(Given data Opens)

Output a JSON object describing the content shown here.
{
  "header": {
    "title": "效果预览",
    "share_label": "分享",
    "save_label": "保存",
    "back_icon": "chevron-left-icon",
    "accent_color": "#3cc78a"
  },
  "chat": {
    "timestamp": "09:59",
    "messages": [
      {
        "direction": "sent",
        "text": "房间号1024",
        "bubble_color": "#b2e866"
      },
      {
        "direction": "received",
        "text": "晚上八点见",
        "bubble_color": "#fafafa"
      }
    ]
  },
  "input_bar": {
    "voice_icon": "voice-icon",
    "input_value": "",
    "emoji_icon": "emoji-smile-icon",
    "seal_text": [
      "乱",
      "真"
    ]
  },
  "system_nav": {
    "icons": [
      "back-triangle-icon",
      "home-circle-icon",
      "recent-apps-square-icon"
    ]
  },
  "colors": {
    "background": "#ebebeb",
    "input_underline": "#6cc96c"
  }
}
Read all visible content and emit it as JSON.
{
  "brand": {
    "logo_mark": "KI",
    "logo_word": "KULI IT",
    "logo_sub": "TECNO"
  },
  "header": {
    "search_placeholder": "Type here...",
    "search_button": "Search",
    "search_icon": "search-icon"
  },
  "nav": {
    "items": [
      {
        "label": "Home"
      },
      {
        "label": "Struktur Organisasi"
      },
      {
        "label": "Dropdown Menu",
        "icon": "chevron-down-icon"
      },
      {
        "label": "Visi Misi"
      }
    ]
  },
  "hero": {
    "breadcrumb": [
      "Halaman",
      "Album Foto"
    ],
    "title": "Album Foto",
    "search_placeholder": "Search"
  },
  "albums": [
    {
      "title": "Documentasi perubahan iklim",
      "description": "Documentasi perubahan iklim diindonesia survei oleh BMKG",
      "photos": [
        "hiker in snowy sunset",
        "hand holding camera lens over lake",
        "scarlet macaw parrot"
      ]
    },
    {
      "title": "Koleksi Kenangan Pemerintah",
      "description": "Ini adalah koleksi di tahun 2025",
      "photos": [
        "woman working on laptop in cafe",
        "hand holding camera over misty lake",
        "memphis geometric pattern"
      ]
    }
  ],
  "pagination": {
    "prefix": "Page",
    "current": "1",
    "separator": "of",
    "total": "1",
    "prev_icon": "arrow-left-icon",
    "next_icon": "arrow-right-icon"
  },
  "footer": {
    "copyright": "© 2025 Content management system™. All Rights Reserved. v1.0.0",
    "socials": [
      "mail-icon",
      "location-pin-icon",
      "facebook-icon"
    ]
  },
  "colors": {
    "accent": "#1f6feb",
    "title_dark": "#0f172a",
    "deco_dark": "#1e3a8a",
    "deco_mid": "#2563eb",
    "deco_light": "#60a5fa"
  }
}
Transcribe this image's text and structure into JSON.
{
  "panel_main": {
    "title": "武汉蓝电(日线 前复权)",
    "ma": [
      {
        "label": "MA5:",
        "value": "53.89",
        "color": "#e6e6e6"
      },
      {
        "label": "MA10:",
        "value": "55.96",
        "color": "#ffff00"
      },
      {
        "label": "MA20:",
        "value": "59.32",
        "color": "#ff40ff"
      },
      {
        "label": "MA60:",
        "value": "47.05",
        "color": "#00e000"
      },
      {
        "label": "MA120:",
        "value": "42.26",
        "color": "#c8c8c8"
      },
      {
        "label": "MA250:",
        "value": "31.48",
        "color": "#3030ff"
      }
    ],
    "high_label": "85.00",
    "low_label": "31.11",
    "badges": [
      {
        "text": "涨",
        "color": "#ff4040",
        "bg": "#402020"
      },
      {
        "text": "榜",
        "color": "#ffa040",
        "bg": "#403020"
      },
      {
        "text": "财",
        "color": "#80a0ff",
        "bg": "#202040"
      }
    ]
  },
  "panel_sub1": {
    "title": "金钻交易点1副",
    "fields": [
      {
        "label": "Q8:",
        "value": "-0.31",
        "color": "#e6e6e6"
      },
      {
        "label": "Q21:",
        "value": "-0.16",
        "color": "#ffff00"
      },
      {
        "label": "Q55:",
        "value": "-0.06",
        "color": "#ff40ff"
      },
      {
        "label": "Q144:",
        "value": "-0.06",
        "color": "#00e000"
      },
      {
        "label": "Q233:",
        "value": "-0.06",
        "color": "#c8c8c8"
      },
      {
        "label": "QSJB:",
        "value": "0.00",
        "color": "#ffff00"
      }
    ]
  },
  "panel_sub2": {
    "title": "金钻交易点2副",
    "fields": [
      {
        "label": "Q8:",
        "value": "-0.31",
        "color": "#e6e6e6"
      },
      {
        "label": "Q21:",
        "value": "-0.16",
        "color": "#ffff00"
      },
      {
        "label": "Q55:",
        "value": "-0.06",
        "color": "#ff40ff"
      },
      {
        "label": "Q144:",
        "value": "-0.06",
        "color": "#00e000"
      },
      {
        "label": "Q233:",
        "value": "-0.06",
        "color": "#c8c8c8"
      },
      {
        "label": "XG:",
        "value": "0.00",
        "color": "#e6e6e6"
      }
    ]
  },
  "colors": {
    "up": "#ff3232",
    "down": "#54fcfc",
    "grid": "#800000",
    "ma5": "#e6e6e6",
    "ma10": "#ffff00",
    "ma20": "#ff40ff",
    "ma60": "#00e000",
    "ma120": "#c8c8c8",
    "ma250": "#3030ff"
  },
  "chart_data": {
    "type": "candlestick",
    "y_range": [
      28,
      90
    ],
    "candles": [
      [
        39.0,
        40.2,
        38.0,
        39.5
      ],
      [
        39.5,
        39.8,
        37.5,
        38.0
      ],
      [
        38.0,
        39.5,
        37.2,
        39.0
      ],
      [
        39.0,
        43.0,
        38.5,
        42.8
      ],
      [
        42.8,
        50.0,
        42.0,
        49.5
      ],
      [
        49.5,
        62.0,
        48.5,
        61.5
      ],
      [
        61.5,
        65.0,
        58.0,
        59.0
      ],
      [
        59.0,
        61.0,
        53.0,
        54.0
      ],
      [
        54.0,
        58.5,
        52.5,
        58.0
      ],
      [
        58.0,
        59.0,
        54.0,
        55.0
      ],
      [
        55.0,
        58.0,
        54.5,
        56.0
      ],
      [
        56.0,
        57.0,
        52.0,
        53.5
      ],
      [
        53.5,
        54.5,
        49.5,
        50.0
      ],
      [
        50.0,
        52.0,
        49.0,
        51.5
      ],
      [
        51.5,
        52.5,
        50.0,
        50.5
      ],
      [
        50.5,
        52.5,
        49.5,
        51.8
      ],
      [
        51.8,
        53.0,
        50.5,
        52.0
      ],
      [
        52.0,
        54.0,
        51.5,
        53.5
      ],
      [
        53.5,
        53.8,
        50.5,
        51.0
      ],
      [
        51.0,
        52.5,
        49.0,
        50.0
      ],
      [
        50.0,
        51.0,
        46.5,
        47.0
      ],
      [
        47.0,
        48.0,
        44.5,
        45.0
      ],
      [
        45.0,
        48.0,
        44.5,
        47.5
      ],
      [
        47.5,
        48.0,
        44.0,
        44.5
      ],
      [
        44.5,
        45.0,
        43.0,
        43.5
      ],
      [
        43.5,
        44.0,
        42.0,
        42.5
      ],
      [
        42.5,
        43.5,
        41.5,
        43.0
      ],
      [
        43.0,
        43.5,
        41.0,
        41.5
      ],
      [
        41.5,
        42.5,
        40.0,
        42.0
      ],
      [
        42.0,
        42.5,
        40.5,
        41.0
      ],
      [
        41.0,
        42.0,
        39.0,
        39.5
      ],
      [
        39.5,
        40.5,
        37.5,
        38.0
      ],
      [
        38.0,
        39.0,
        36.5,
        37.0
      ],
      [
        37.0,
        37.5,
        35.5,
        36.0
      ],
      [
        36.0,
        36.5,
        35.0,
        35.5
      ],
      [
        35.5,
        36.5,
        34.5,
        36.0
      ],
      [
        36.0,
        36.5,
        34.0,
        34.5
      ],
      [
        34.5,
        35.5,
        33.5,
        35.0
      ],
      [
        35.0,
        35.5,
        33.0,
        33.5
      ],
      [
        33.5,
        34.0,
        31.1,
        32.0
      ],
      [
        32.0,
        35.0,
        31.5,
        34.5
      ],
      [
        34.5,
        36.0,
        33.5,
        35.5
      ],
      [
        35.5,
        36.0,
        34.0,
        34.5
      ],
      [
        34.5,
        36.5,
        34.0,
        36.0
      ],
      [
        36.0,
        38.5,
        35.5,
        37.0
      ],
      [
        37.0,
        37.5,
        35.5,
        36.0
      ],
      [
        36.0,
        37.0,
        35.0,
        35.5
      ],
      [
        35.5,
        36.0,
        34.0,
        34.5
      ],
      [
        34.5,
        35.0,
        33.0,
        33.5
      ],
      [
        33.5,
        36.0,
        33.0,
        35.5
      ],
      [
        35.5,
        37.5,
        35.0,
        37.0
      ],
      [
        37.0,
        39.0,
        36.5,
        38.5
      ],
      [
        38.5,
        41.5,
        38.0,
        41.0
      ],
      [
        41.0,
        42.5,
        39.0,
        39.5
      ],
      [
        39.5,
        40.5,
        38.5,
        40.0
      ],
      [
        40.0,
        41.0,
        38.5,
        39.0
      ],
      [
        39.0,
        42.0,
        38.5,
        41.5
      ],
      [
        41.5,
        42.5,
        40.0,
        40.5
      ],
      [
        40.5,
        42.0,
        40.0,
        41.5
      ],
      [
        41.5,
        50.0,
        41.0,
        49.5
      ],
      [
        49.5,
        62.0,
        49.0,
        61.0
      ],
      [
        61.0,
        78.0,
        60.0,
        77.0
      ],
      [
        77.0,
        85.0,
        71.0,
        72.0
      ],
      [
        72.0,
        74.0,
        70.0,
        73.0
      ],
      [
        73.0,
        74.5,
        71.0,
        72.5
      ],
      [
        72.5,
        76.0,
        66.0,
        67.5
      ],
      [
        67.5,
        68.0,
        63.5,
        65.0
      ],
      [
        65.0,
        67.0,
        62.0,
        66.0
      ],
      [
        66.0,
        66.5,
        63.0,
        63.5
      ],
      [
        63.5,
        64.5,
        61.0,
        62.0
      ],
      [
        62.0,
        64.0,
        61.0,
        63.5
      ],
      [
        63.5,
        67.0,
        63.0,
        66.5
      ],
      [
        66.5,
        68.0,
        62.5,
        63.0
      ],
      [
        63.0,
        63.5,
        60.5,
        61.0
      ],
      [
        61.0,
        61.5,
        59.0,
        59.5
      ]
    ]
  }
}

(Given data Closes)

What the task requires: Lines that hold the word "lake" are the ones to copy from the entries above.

The answer:
        "hand holding camera lens over lake",
        "hand holding camera over misty lake",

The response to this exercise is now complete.